  • It is noteworthy that this holds true also for those who have rather negative views of local politics to begin with. However, previous experience with local politics also plays a role: those who already have a higher level of satisfaction and trust in the municipality are becoming more positive by participation.
  • At the same time, participation can also lead to less satisfaction. We were able to show this, on the one hand, for those who were intensively involved in the participation process and made a lot of proposals. On average, this group was less satisfied in the end, probably because their expectations of the impact of their efforts were disappointed. Those who did not actively participate but only visited the online procedure without making suggestions themselves were also more dissatisfied. These people were apparently mainly concerned about the fact that the process took place exclusively online.
  • Overall, however, our results show that such online participation processes not only enable constructive participation, but that they also reach additional groups: Almost half of the respondents would not have participated if the process had only been conducted with on-site formats requiring physical presence.

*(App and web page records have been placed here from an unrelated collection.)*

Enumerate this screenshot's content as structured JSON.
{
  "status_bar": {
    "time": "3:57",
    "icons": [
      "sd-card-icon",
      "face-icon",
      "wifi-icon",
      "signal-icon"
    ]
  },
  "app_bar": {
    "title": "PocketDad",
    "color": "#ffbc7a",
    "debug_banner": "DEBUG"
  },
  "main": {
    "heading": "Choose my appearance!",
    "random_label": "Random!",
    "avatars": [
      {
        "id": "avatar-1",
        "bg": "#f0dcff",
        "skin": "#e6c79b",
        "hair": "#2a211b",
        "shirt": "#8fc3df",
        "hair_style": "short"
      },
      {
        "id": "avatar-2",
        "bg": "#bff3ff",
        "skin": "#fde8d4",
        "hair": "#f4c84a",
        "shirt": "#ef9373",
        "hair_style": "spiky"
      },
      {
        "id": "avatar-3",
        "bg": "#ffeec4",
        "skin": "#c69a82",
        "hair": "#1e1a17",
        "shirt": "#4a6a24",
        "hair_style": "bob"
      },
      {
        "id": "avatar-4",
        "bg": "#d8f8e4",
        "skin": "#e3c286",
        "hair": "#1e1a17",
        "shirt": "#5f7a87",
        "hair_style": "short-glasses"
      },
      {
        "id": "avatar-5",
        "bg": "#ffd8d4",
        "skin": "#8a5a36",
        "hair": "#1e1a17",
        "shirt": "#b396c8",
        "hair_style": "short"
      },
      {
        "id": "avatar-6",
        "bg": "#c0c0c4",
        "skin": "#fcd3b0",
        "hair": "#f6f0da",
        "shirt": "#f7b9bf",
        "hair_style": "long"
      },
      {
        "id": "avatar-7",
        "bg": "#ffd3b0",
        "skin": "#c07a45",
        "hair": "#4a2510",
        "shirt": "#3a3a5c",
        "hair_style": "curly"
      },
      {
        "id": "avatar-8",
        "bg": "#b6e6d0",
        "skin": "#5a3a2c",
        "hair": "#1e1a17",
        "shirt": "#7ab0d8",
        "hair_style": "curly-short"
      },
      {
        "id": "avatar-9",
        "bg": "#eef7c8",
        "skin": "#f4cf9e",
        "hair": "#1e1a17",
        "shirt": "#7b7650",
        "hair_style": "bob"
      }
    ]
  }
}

Escher, Tobias; Rottinghaus, Bastian (2023): Effects of online citizen participation on legitimacy beliefs in local government. Evidence from a comparative study of online participation platforms in three German municipalities. In: Policy & Internet, Artikel poi3.371. DOI: 10.1002/poi3.371.

Mobility transition in practical terms: Perspectives of the SÖF junior research groups with a focus on mobility

On 25 & 26 October the three SÖF junior research groups with a focus on mobility met in Hannover to exchange insight from their current research, identify common themes and discuss possible future opportunities for collaboration.

There is more information available in German.